For this exercise, copy out each line of the material below that includes "Genberegn".
________________
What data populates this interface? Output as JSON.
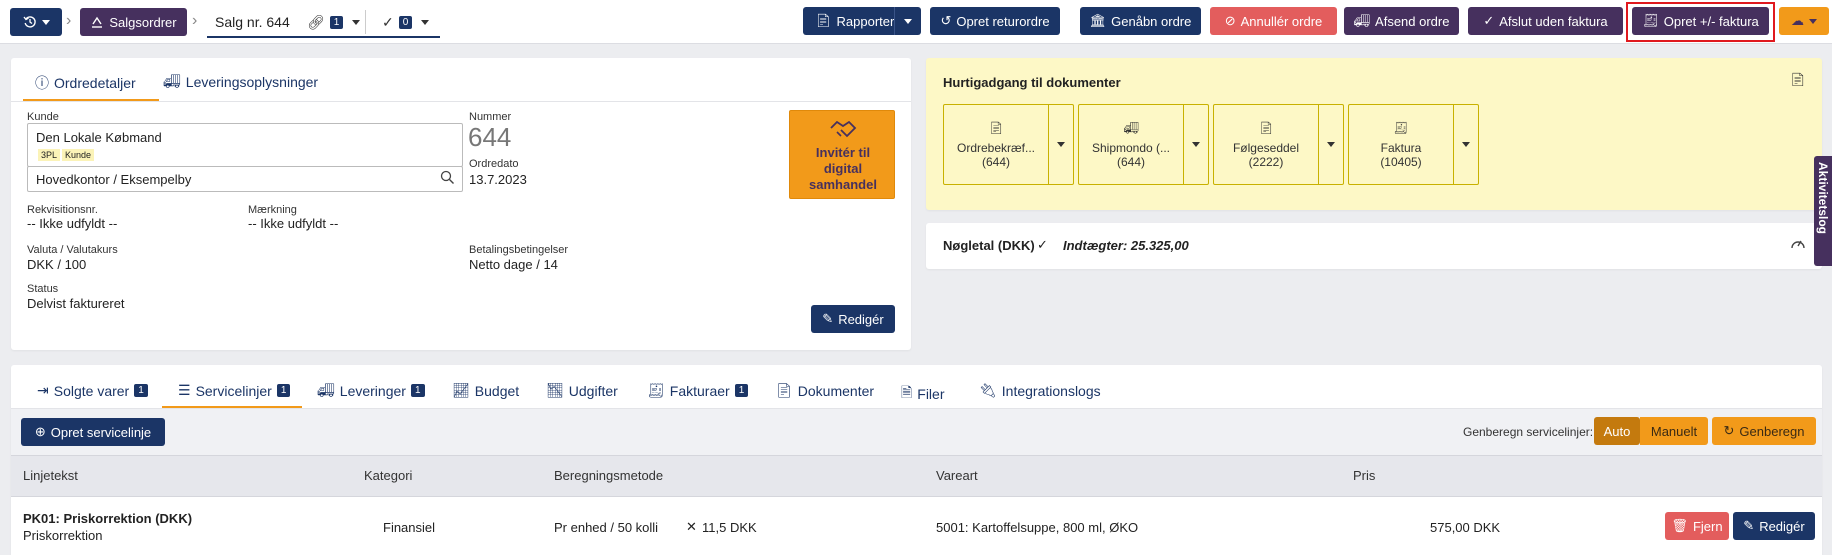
{
  "topbar": {
    "history_button": "history",
    "breadcrumb_parent": "Salgsordrer",
    "breadcrumb_current": "Salg nr. 644",
    "link_count": "1",
    "check_count": "0",
    "actions": {
      "reports": "Rapporter",
      "create_return": "Opret returordre",
      "reopen": "Genåbn ordre",
      "cancel": "Annullér ordre",
      "send": "Afsend ordre",
      "close_no_invoice": "Afslut uden faktura",
      "create_invoice": "Opret +/- faktura"
    }
  },
  "order_card": {
    "tabs": [
      "Ordredetaljer",
      "Leveringsoplysninger"
    ],
    "customer_label": "Kunde",
    "customer_name": "Den Lokale Købmand",
    "customer_tags": [
      "3PL",
      "Kunde"
    ],
    "address": "Hovedkontor / Eksempelby",
    "number_label": "Nummer",
    "number_value": "644",
    "order_date_label": "Ordredato",
    "order_date_value": "13.7.2023",
    "invite_text": "Invitér til digital samhandel",
    "requisition_label": "Rekvisitionsnr.",
    "requisition_value": "-- Ikke udfyldt --",
    "marking_label": "Mærkning",
    "marking_value": "-- Ikke udfyldt --",
    "currency_label": "Valuta / Valutakurs",
    "currency_value": "DKK / 100",
    "payment_label": "Betalingsbetingelser",
    "payment_value": "Netto dage / 14",
    "status_label": "Status",
    "status_value": "Delvist faktureret",
    "edit_button": "Redigér"
  },
  "quick_access": {
    "title": "Hurtigadgang til dokumenter",
    "docs": [
      {
        "name": "Ordrebekræf...",
        "count": "(644)"
      },
      {
        "name": "Shipmondo (...",
        "count": "(644)"
      },
      {
        "name": "Følgeseddel",
        "count": "(2222)"
      },
      {
        "name": "Faktura",
        "count": "(10405)"
      }
    ]
  },
  "key_figures": {
    "title": "Nøgletal (DKK)",
    "revenue": "Indtægter: 25.325,00"
  },
  "side_tab": "Aktivitetslog",
  "bottom": {
    "tabs": [
      {
        "label": "Solgte varer",
        "badge": "1"
      },
      {
        "label": "Servicelinjer",
        "badge": "1"
      },
      {
        "label": "Leveringer",
        "badge": "1"
      },
      {
        "label": "Budget",
        "badge": ""
      },
      {
        "label": "Udgifter",
        "badge": ""
      },
      {
        "label": "Fakturaer",
        "badge": "1"
      },
      {
        "label": "Dokumenter",
        "badge": ""
      },
      {
        "label": "Filer",
        "badge": ""
      },
      {
        "label": "Integrationslogs",
        "badge": ""
      }
    ],
    "create_button": "Opret servicelinje",
    "recalc_label": "Genberegn servicelinjer:",
    "mode_auto": "Auto",
    "mode_manual": "Manuelt",
    "recalc_button": "Genberegn",
    "table": {
      "headers": [
        "Linjetekst",
        "Kategori",
        "Beregningsmetode",
        "Vareart",
        "Pris"
      ],
      "rows": [
        {
          "title": "PK01: Priskorrektion (DKK)",
          "subtitle": "Priskorrektion",
          "category": "Finansiel",
          "method_a": "Pr enhed / 50 kolli",
          "method_b": "11,5 DKK",
          "item_type": "5001: Kartoffelsuppe, 800 ml, ØKO",
          "price": "575,00 DKK",
          "remove": "Fjern",
          "edit": "Redigér"
        }
      ]
    }
  },
  "colors": {
    "navy": "#1b3566",
    "purple": "#46305e",
    "red": "#e35d5d",
    "orange": "#f29a1a",
    "yellow_panel": "#fdf8c6"
  }
}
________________
Task response
    "recalc_label": "Genberegn servicelinjer:",
    "recalc_button": "Genberegn",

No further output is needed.